Direct photoelectrochemical water splitting offers several advantages over PV-powered electrolysis and may become the technology of choice in the future. However, significant R&D efforts and breakthroughs are needed to accomplish this goal.

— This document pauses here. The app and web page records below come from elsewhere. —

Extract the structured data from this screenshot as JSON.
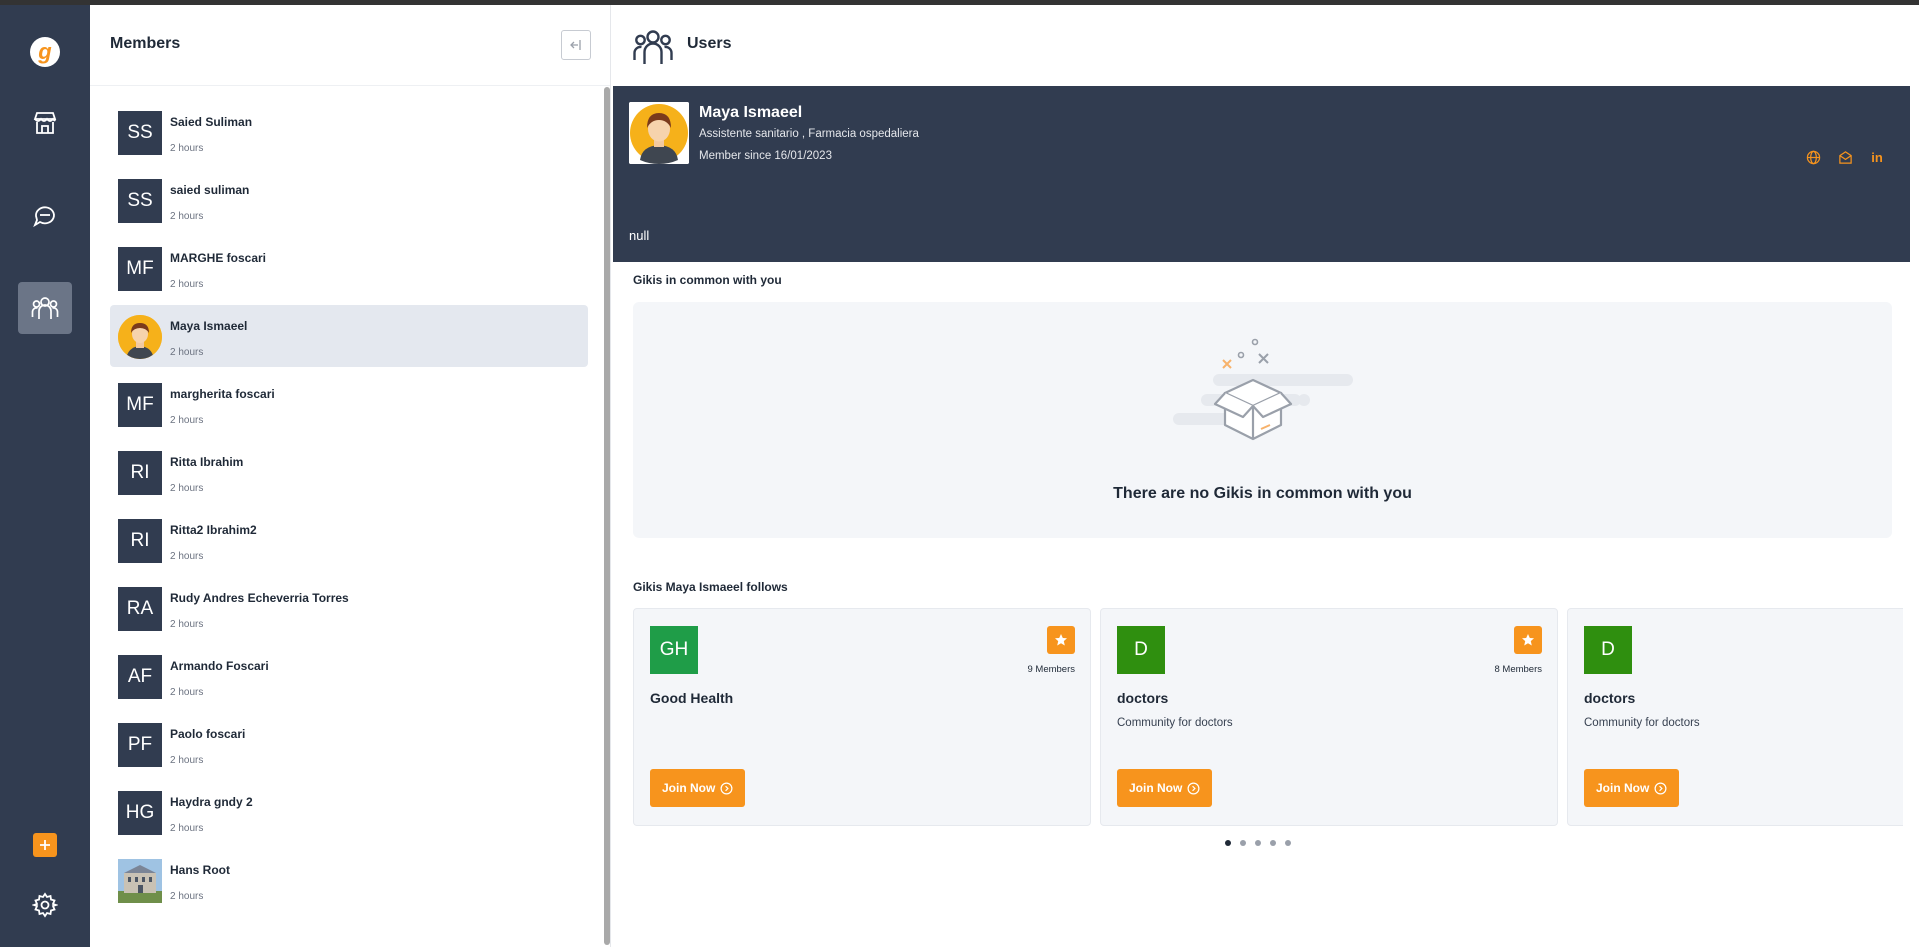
{
  "members_panel": {
    "title": "Members",
    "items": [
      {
        "initials": "SS",
        "name": "Saied Suliman",
        "time": "2 hours"
      },
      {
        "initials": "SS",
        "name": "saied suliman",
        "time": "2 hours"
      },
      {
        "initials": "MF",
        "name": "MARGHE foscari",
        "time": "2 hours"
      },
      {
        "initials": "",
        "name": "Maya Ismaeel",
        "time": "2 hours",
        "selected": true
      },
      {
        "initials": "MF",
        "name": "margherita foscari",
        "time": "2 hours"
      },
      {
        "initials": "RI",
        "name": "Ritta Ibrahim",
        "time": "2 hours"
      },
      {
        "initials": "RI",
        "name": "Ritta2 Ibrahim2",
        "time": "2 hours"
      },
      {
        "initials": "RA",
        "name": "Rudy Andres Echeverria Torres",
        "time": "2 hours"
      },
      {
        "initials": "AF",
        "name": "Armando Foscari",
        "time": "2 hours"
      },
      {
        "initials": "PF",
        "name": "Paolo foscari",
        "time": "2 hours"
      },
      {
        "initials": "HG",
        "name": "Haydra gndy 2",
        "time": "2 hours"
      },
      {
        "initials": "",
        "name": "Hans Root",
        "time": "2 hours"
      }
    ]
  },
  "main": {
    "title": "Users",
    "profile": {
      "name": "Maya Ismaeel",
      "role": "Assistente sanitario , Farmacia ospedaliera",
      "member_since": "Member since 16/01/2023",
      "bio": "null",
      "social_icons": [
        "globe-icon",
        "mail-icon",
        "linkedin-icon"
      ],
      "linkedin_label": "in"
    },
    "common_section": {
      "title": "Gikis in common with you",
      "empty_text": "There are no Gikis in common with you"
    },
    "follows_section": {
      "title": "Gikis Maya Ismaeel follows",
      "cards": [
        {
          "logo": "GH",
          "logo_color": "#1f9d48",
          "name": "Good Health",
          "description": "",
          "members": "9 Members",
          "join_label": "Join Now"
        },
        {
          "logo": "D",
          "logo_color": "#2f8f0f",
          "name": "doctors",
          "description": "Community for doctors",
          "members": "8 Members",
          "join_label": "Join Now"
        },
        {
          "logo": "D",
          "logo_color": "#2f8f0f",
          "name": "doctors",
          "description": "Community for doctors",
          "members": "",
          "join_label": "Join Now"
        }
      ],
      "page_count": 5,
      "current_page": 1
    }
  },
  "colors": {
    "sidebar": "#313c50",
    "accent": "#f7941d",
    "selected_row": "#e4e8ef"
  }
}
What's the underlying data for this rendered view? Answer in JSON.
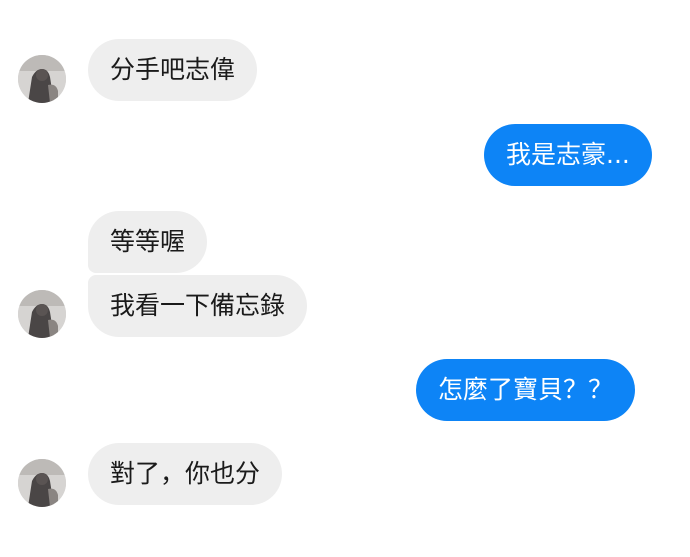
{
  "conversation": {
    "messages": [
      {
        "sender": "other",
        "text": "分手吧志偉"
      },
      {
        "sender": "me",
        "text": "我是志豪..."
      },
      {
        "sender": "other",
        "text": "等等喔"
      },
      {
        "sender": "other",
        "text": "我看一下備忘錄"
      },
      {
        "sender": "me",
        "text": "怎麼了寶貝？？"
      },
      {
        "sender": "other",
        "text": "對了，你也分"
      }
    ]
  },
  "colors": {
    "incoming_bubble": "#eeeeee",
    "outgoing_bubble": "#0d84f6",
    "background": "#ffffff"
  },
  "icons": {
    "avatar": "contact-avatar"
  }
}
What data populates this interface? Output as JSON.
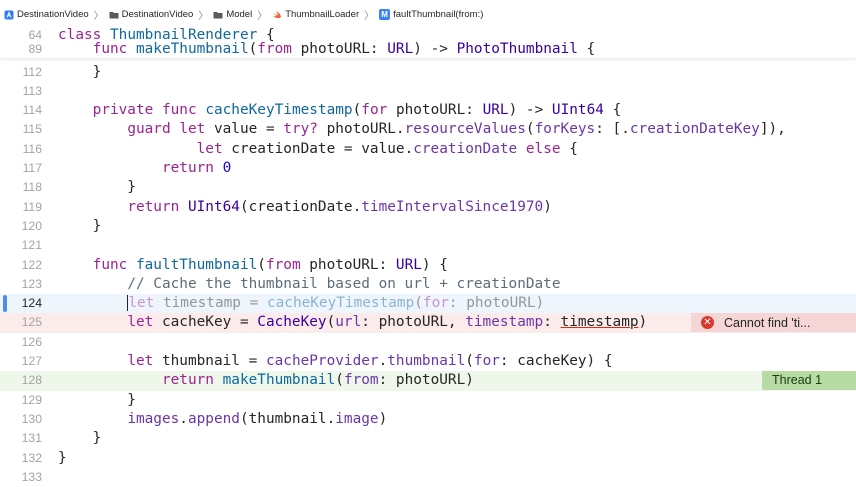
{
  "jumpbar": {
    "items": [
      "DestinationVideo",
      "DestinationVideo",
      "Model",
      "ThumbnailLoader",
      "faultThumbnail(from:)"
    ]
  },
  "sticky": [
    {
      "num": "64",
      "code": "class ThumbnailRenderer {"
    },
    {
      "num": "89",
      "code": "    func makeThumbnail(from photoURL: URL) -> PhotoThumbnail {"
    }
  ],
  "lines": [
    {
      "num": "112",
      "code": "    }"
    },
    {
      "num": "113",
      "code": ""
    },
    {
      "num": "114",
      "code": "    private func cacheKeyTimestamp(for photoURL: URL) -> UInt64 {"
    },
    {
      "num": "115",
      "code": "        guard let value = try? photoURL.resourceValues(forKeys: [.creationDateKey]),"
    },
    {
      "num": "116",
      "code": "                let creationDate = value.creationDate else {"
    },
    {
      "num": "117",
      "code": "            return 0"
    },
    {
      "num": "118",
      "code": "        }"
    },
    {
      "num": "119",
      "code": "        return UInt64(creationDate.timeIntervalSince1970)"
    },
    {
      "num": "120",
      "code": "    }"
    },
    {
      "num": "121",
      "code": ""
    },
    {
      "num": "122",
      "code": "    func faultThumbnail(from photoURL: URL) {"
    },
    {
      "num": "123",
      "code": "        // Cache the thumbnail based on url + creationDate"
    },
    {
      "num": "124",
      "code": "        let timestamp = cacheKeyTimestamp(for: photoURL)"
    },
    {
      "num": "125",
      "code": "        let cacheKey = CacheKey(url: photoURL, timestamp: timestamp)"
    },
    {
      "num": "126",
      "code": ""
    },
    {
      "num": "127",
      "code": "        let thumbnail = cacheProvider.thumbnail(for: cacheKey) {"
    },
    {
      "num": "128",
      "code": "            return makeThumbnail(from: photoURL)"
    },
    {
      "num": "129",
      "code": "        }"
    },
    {
      "num": "130",
      "code": "        images.append(thumbnail.image)"
    },
    {
      "num": "131",
      "code": "    }"
    },
    {
      "num": "132",
      "code": "}"
    },
    {
      "num": "133",
      "code": ""
    }
  ],
  "error": {
    "text": "Cannot find 'ti...",
    "icon": "error-x-icon",
    "color": "#d6392e"
  },
  "thread": {
    "text": "Thread 1",
    "color": "#b7dba3"
  },
  "colors": {
    "keyword": "#9b2393",
    "type": "#3900a0",
    "decl": "#0f68a0",
    "member": "#6c36a9",
    "number": "#1c00cf",
    "comment": "#5d6c79"
  }
}
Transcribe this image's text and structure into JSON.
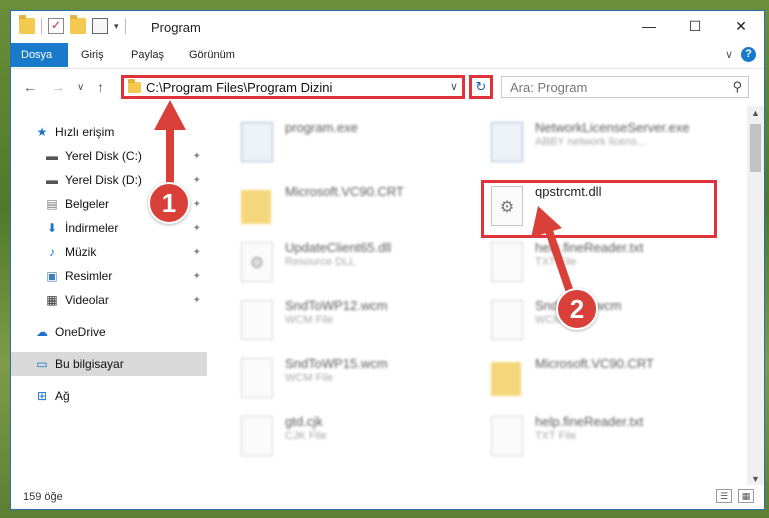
{
  "window": {
    "title": "Program",
    "controls": {
      "minimize": "—",
      "maximize": "☐",
      "close": "✕"
    }
  },
  "ribbon": {
    "tabs": [
      "Dosya",
      "Giriş",
      "Paylaş",
      "Görünüm"
    ],
    "active_tab": "Dosya",
    "expand": "∨",
    "help": "?"
  },
  "navigation": {
    "back": "←",
    "forward": "→",
    "recent": "∨",
    "up": "↑",
    "address_path": "C:\\Program Files\\Program Dizini",
    "address_dropdown": "∨",
    "refresh": "↻",
    "search_placeholder": "Ara: Program",
    "search_icon": "⚲"
  },
  "sidebar": {
    "items": [
      {
        "label": "Hızlı erişim",
        "icon": "star-icon",
        "glyph": "★",
        "color": "#1a73c9",
        "pinned": false
      },
      {
        "label": "Yerel Disk (C:)",
        "icon": "drive-icon",
        "glyph": "▬",
        "color": "#555",
        "pinned": true
      },
      {
        "label": "Yerel Disk (D:)",
        "icon": "drive-icon",
        "glyph": "▬",
        "color": "#555",
        "pinned": true
      },
      {
        "label": "Belgeler",
        "icon": "documents-icon",
        "glyph": "▤",
        "color": "#7a7a7a",
        "pinned": true
      },
      {
        "label": "İndirmeler",
        "icon": "download-icon",
        "glyph": "⬇",
        "color": "#1a73c9",
        "pinned": true
      },
      {
        "label": "Müzik",
        "icon": "music-icon",
        "glyph": "♪",
        "color": "#1a73c9",
        "pinned": true
      },
      {
        "label": "Resimler",
        "icon": "pictures-icon",
        "glyph": "▣",
        "color": "#3c7dbf",
        "pinned": true
      },
      {
        "label": "Videolar",
        "icon": "videos-icon",
        "glyph": "▦",
        "color": "#333",
        "pinned": true
      },
      {
        "label": "OneDrive",
        "icon": "onedrive-icon",
        "glyph": "☁",
        "color": "#1a73c9",
        "pinned": false
      },
      {
        "label": "Bu bilgisayar",
        "icon": "computer-icon",
        "glyph": "▭",
        "color": "#1a73c9",
        "pinned": false
      },
      {
        "label": "Ağ",
        "icon": "network-icon",
        "glyph": "⊞",
        "color": "#1a73c9",
        "pinned": false
      }
    ],
    "pin_glyph": "📌"
  },
  "files": {
    "left": [
      {
        "name": "program.exe",
        "subtitle": "",
        "type": "exe"
      },
      {
        "name": "Microsoft.VC90.CRT",
        "subtitle": "",
        "type": "folder"
      },
      {
        "name": "UpdateClient65.dll",
        "subtitle": "Resource DLL",
        "type": "dll"
      },
      {
        "name": "SndToWP12.wcm",
        "subtitle": "WCM File",
        "type": "doc"
      },
      {
        "name": "SndToWP15.wcm",
        "subtitle": "WCM File",
        "type": "doc"
      },
      {
        "name": "gtd.cjk",
        "subtitle": "CJK File",
        "type": "doc"
      }
    ],
    "right": [
      {
        "name": "NetworkLicenseServer.exe",
        "subtitle": "ABBY network licens...",
        "type": "exe"
      },
      {
        "name": "qpstrcmt.dll",
        "subtitle": "",
        "type": "dll"
      },
      {
        "name": "help.fineReader.txt",
        "subtitle": "TXT File",
        "type": "doc"
      },
      {
        "name": "SndToWP.wcm",
        "subtitle": "WCM File",
        "type": "doc"
      },
      {
        "name": "Microsoft.VC90.CRT",
        "subtitle": "",
        "type": "folder"
      },
      {
        "name": "help.fineReader.txt",
        "subtitle": "TXT File",
        "type": "doc"
      }
    ]
  },
  "status": {
    "count": "159 öğe",
    "view_details": "☰",
    "view_icons": "▦"
  },
  "annotations": {
    "marker1": "1",
    "marker2": "2"
  },
  "colors": {
    "accent": "#1979ca",
    "highlight": "#e1323c",
    "marker": "#d9403a",
    "selected": "#d9d9d9"
  }
}
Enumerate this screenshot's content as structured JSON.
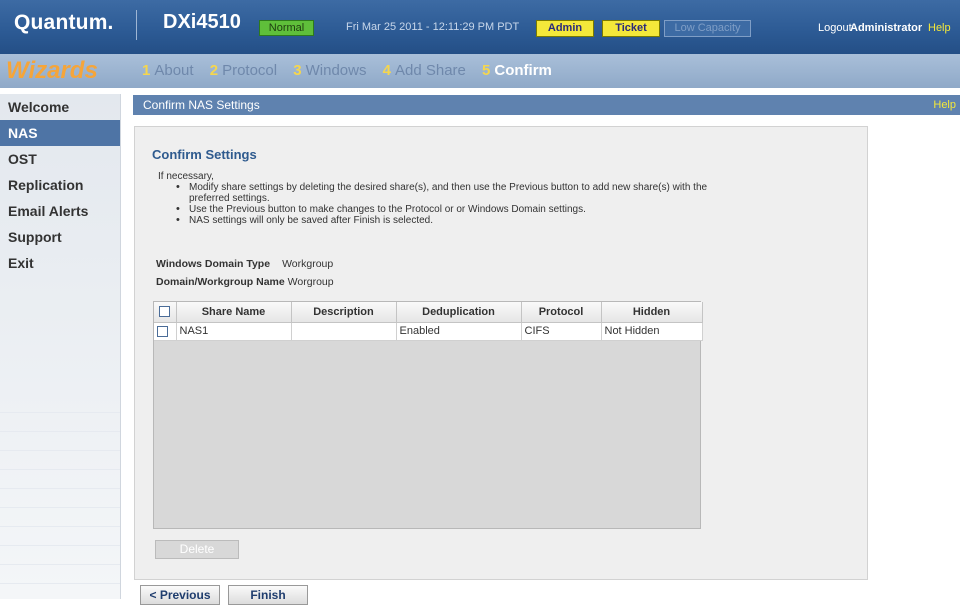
{
  "header": {
    "brand": "Quantum.",
    "model": "DXi4510",
    "status": "Normal",
    "datetime": "Fri Mar 25 2011 - 12:11:29 PM PDT",
    "admin_label": "Admin",
    "ticket_label": "Ticket",
    "low_capacity_label": "Low Capacity",
    "logout_label": "Logout",
    "user": "Administrator",
    "help_label": "Help"
  },
  "wizard": {
    "title": "Wizards",
    "steps": [
      {
        "num": "1",
        "label": "About"
      },
      {
        "num": "2",
        "label": "Protocol"
      },
      {
        "num": "3",
        "label": "Windows"
      },
      {
        "num": "4",
        "label": "Add Share"
      },
      {
        "num": "5",
        "label": "Confirm"
      }
    ],
    "active_step": 5
  },
  "sidebar": {
    "items": [
      {
        "label": "Welcome"
      },
      {
        "label": "NAS"
      },
      {
        "label": "OST"
      },
      {
        "label": "Replication"
      },
      {
        "label": "Email Alerts"
      },
      {
        "label": "Support"
      },
      {
        "label": "Exit"
      }
    ],
    "active": "NAS"
  },
  "panel": {
    "title": "Confirm NAS Settings",
    "help_label": "Help",
    "heading": "Confirm Settings",
    "intro": "If necessary,",
    "bullets": [
      "Modify share settings by deleting the desired share(s), and then use the Previous button to add new share(s) with the preferred settings.",
      "Use the Previous button to make changes to the Protocol or or Windows Domain settings.",
      "NAS settings will only be saved after Finish is selected."
    ],
    "domain_type_label": "Windows Domain Type",
    "domain_type_value": "Workgroup",
    "domain_name_label": "Domain/Workgroup Name",
    "domain_name_value": "Worgroup"
  },
  "table": {
    "columns": [
      "Share Name",
      "Description",
      "Deduplication",
      "Protocol",
      "Hidden"
    ],
    "rows": [
      {
        "share_name": "NAS1",
        "description": "",
        "deduplication": "Enabled",
        "protocol": "CIFS",
        "hidden": "Not Hidden"
      }
    ]
  },
  "buttons": {
    "delete": "Delete",
    "previous": "< Previous",
    "finish": "Finish"
  },
  "colors": {
    "header_bg": "#2c5a94",
    "status_green": "#5fbf3a",
    "badge_yellow": "#f4e83a",
    "wizard_orange": "#f5a53a",
    "step_number_yellow": "#f5d64e",
    "sidebar_active": "#4e74a5"
  }
}
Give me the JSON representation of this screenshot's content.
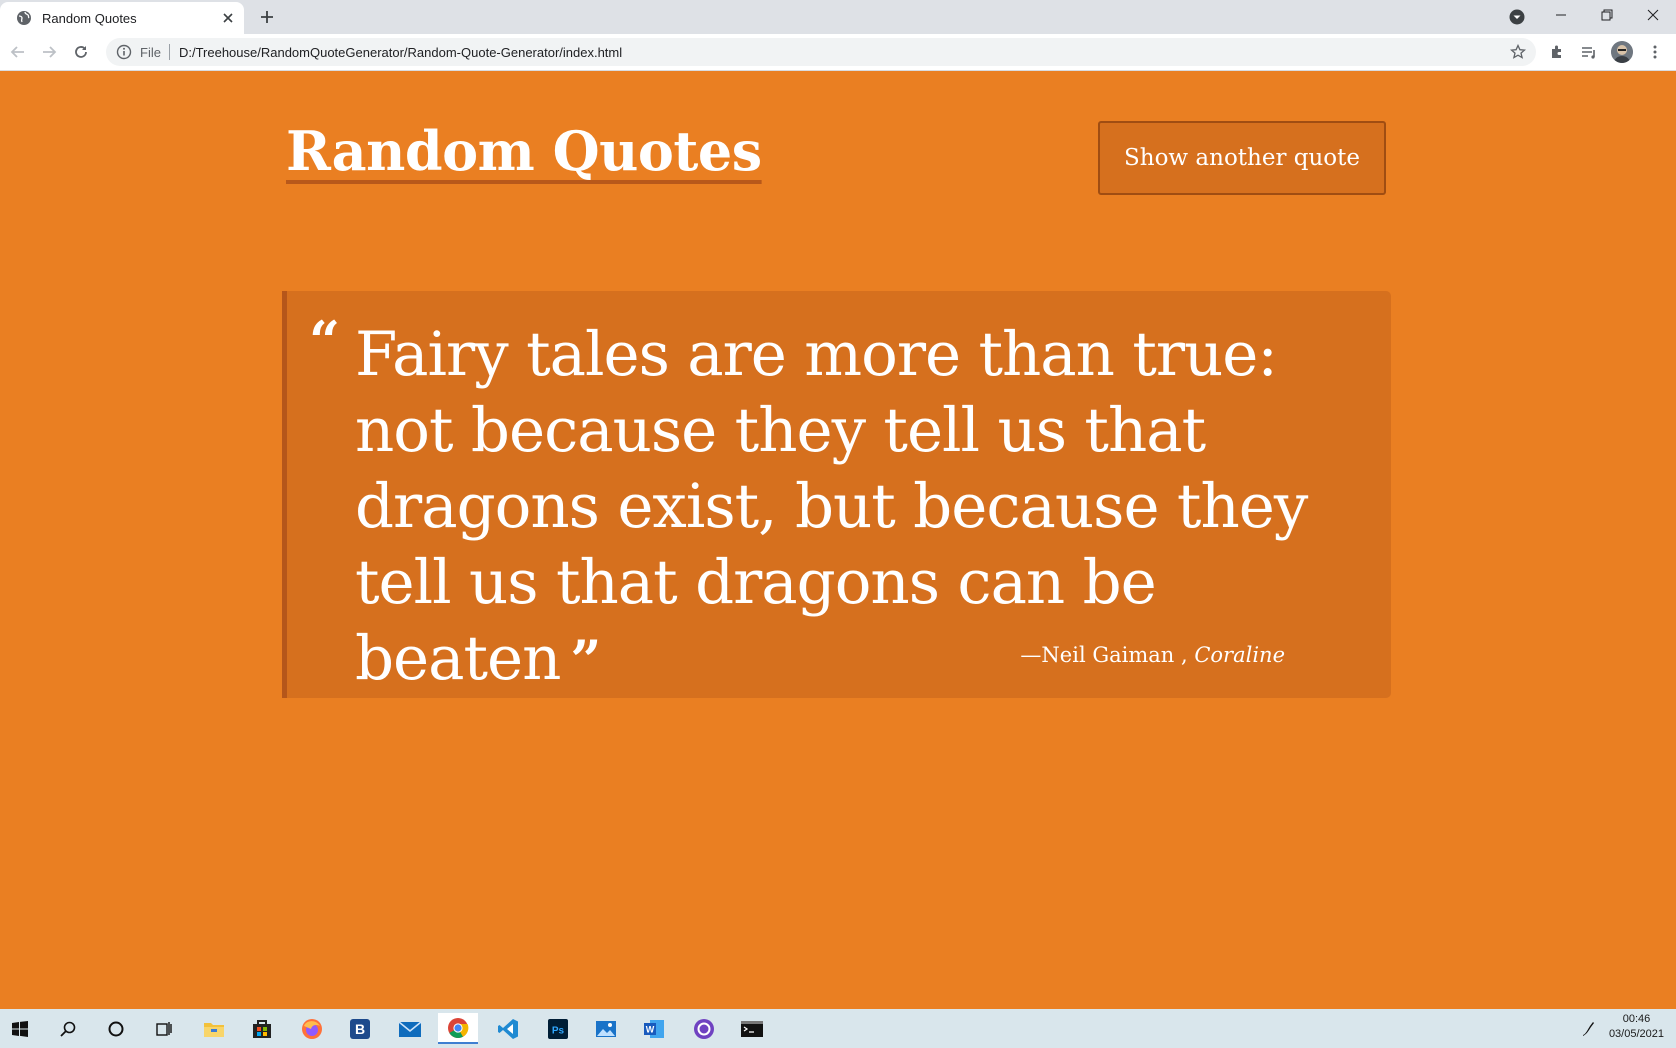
{
  "browser": {
    "tab_title": "Random Quotes",
    "url_chip": "File",
    "url": "D:/Treehouse/RandomQuoteGenerator/Random-Quote-Generator/index.html"
  },
  "page": {
    "title": "Random Quotes",
    "button_label": "Show another quote",
    "quote": {
      "open_mark": "“",
      "text": "Fairy tales are more than true: not because they tell us that dragons exist, but because they tell us that dragons can be beaten",
      "close_mark": "”",
      "source": "—Neil Gaiman",
      "separator": " , ",
      "citation": "Coraline"
    }
  },
  "taskbar": {
    "apps": [
      "windows-start",
      "search",
      "cortana",
      "task-view",
      "file-explorer",
      "store",
      "firefox",
      "b-app",
      "mail",
      "chrome",
      "vscode",
      "photoshop",
      "photos",
      "word",
      "github-desktop",
      "terminal"
    ],
    "time": "00:46",
    "date": "03/05/2021"
  },
  "colors": {
    "page_bg": "#ea7f22",
    "panel_bg": "#d6701e",
    "accent_border": "#b5561a"
  }
}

The sustainable production of hydrogen would be an important first step for both powering fuel cells and for enabling large-scale and technologically mature gas phase processes to reduce CO2 and nitrogen to get desired products. Specifically, the central challenge is to produce hydrogen from water using sunlight. Photovoltaics and wind-powered electrolysis are likely to be the technology of choice to produce renewable hydrogen for the next few decades. However, the integration of light absorption and catalysis in ‘direct’ photoelectrolysis routes offers several advantages, such as lower current densities and better heat management, and may become technologically relevant in the second half of this century. This article discusses the research and development efforts and needed breakthroughs to achieve this goal. New chemically stable semiconductors with a band gap between 1.5 and 2.0 eV and long carrier lifetimes are urgently needed to make efficient tandem devices. Scale-up of these research level devices beyond a few cm2 introduces mass transport limitations that require creative electrochemical engineering solutions. Last but not least, standardized methods for measuring efficiencies and stabilities need to be implemented and should lead to official benchmarking and certification laboratories to guide commercial scale up efforts.